START EXTRACTED DATA
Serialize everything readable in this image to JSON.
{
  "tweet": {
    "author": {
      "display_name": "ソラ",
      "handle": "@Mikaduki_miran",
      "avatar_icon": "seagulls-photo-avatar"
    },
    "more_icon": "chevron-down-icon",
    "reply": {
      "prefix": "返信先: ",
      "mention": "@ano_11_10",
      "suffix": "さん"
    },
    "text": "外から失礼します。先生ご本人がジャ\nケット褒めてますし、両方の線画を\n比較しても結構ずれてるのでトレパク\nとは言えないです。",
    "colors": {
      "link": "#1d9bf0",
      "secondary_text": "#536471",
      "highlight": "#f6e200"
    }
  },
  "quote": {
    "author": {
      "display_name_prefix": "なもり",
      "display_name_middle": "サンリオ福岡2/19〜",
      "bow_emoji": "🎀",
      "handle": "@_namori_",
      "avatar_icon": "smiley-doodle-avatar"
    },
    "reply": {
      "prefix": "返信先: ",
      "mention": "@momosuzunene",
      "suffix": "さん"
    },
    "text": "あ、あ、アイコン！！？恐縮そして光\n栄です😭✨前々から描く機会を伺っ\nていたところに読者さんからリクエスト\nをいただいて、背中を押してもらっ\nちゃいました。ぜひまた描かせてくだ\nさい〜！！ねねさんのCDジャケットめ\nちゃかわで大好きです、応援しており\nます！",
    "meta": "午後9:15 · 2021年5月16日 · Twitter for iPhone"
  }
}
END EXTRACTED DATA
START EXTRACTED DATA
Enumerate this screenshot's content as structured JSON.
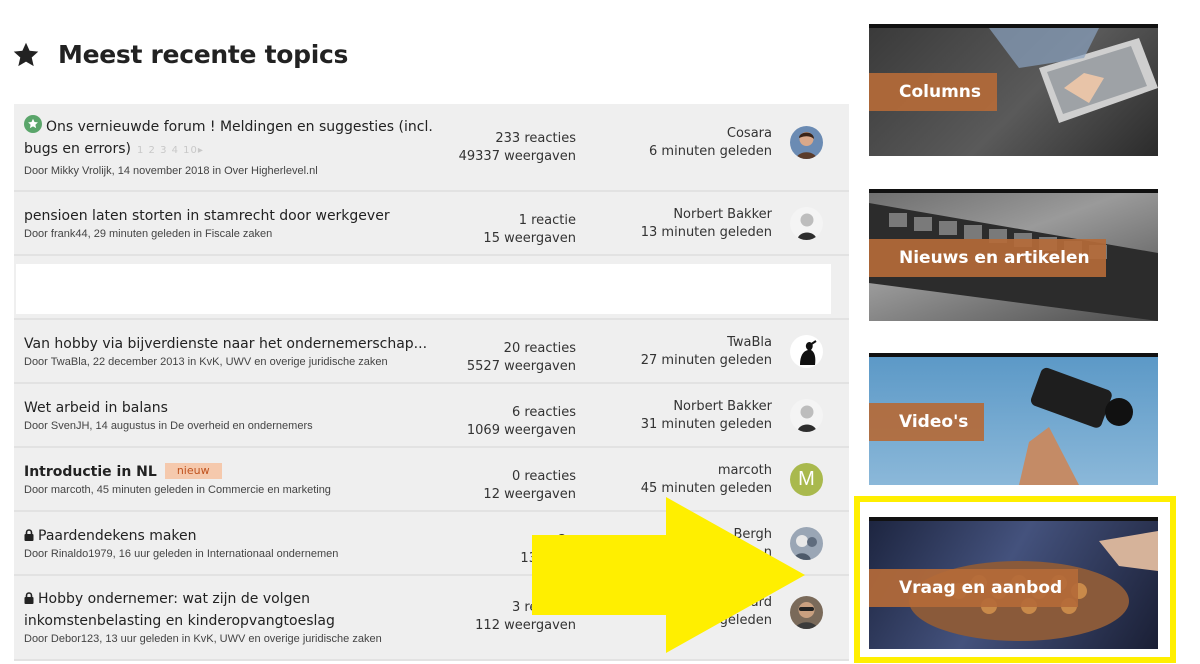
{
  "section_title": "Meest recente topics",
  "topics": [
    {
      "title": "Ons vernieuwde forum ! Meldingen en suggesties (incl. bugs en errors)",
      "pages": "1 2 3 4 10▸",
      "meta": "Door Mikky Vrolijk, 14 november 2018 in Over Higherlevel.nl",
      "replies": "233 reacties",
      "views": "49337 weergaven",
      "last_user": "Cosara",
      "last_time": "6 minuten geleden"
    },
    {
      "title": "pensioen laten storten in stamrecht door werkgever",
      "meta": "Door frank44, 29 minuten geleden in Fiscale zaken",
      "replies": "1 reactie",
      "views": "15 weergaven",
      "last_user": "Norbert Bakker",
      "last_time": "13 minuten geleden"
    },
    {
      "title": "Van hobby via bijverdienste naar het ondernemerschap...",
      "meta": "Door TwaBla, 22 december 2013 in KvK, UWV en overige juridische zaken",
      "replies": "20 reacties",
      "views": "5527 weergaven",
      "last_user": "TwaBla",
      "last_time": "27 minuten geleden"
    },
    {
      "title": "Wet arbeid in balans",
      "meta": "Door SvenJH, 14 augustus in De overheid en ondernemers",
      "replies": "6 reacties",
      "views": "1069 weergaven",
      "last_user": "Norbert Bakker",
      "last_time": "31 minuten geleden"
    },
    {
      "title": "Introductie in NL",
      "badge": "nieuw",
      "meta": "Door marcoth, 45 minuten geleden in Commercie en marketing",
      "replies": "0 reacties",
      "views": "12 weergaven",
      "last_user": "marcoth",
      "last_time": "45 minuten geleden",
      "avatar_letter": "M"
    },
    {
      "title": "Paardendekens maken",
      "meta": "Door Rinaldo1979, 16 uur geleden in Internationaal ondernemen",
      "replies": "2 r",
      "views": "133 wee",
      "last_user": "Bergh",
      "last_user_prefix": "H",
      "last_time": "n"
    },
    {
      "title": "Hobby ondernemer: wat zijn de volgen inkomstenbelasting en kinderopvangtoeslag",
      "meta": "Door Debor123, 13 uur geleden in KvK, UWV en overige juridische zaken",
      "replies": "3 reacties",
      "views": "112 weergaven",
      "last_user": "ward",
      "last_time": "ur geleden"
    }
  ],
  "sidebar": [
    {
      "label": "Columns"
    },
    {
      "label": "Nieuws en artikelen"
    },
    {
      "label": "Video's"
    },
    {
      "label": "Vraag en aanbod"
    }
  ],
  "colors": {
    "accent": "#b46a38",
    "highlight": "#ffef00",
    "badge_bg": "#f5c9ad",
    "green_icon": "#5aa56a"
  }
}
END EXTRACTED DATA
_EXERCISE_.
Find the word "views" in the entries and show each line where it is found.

_EXPECTED ANSWER_.
      "views": "49337 weergaven",
      "views": "15 weergaven",
      "views": "5527 weergaven",
      "views": "1069 weergaven",
      "views": "12 weergaven",
      "views": "133 wee",
      "views": "112 weergaven",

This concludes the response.